Named after the Army's 7th Infantry Division - the first major unit to occupy Fort Ord, as well as the last. The famed Light Fighters (nicknamed the "Bayonet Division") marched for the last time during inactivation ceremonies in 1993 as part of the Base Realignment and Closure Act (BRAC). With 7,104 yards of oak and cypress-lined fairways, Bayonet Golf Course was designed in 1954 by General Robert McClure, the Commanding Officer of the post at that time. Gen. McClure, a left-handed golfer with a severe slice, designed the course to fit his game. This is evidenced by holes #11-15, a series of sharp doglegs, widely known as "Combat Corner." Notoriously known for its magnificently manicured, long, and narrow fairways, Bayonet is one tough, but rewarding 18-hole adventure. With four sets of tees, the course is a par 72, with a slope of 139 and a rating of 74.8.

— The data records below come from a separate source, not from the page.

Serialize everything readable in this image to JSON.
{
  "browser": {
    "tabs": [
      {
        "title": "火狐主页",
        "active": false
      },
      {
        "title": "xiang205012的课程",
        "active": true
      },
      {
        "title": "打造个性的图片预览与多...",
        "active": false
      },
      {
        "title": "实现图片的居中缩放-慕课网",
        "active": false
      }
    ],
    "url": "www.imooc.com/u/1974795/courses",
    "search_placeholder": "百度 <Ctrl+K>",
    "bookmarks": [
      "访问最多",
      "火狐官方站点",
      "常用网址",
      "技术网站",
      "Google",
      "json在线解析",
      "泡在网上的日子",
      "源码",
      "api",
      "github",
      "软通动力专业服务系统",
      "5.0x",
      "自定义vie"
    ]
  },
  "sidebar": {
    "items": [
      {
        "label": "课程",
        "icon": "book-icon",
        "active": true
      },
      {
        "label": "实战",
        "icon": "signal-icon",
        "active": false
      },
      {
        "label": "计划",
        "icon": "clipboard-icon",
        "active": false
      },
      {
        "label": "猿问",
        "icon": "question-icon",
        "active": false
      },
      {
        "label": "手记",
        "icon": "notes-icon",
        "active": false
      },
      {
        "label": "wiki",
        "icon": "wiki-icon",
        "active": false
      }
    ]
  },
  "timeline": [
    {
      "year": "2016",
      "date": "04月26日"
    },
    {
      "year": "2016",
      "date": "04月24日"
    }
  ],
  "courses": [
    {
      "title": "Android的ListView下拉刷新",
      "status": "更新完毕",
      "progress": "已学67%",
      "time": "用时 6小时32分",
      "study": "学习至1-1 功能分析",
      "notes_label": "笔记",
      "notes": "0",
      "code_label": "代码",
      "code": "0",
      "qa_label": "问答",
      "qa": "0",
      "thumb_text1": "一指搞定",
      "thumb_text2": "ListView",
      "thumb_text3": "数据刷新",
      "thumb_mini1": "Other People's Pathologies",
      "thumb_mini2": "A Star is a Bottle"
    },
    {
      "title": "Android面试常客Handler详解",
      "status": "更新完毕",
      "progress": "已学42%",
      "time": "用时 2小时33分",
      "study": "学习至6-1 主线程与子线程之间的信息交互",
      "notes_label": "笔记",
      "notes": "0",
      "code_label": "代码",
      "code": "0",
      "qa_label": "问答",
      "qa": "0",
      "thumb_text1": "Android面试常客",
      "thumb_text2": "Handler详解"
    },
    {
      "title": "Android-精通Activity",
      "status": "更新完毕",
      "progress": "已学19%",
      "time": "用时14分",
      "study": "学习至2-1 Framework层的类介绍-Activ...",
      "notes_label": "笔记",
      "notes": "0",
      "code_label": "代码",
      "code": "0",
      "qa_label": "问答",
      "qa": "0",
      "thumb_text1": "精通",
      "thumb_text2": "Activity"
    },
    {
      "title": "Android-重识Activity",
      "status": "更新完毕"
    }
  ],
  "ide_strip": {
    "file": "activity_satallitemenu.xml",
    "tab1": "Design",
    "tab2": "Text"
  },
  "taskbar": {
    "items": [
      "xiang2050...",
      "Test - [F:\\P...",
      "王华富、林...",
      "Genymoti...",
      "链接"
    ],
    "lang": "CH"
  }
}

Named in honor of the 11th Cavalry Regiment (nicknamed "Black Horse") which was stationed at the Presidio of Monterey from 1919-1940. Black Horse was designed in 1964 by General Edwin Carnes, the Commanding General of Fort Ord from April 1963 until June of 1965. With the most breath-taking views of the Monterey Bay imaginable, the most recent renovations transformed Black Horse into a longer, more challenging "championship golf course." With long rolling fairways, "championship golf tees," and alluring panoramic views of the Monterey Bay, Black Horse will not only take your game through its paces, it will also captivate your soul. Black Horse is now 7,024 yards long, with four sets of tees; a par 72, with a slope of 141 and a rating of 73.7.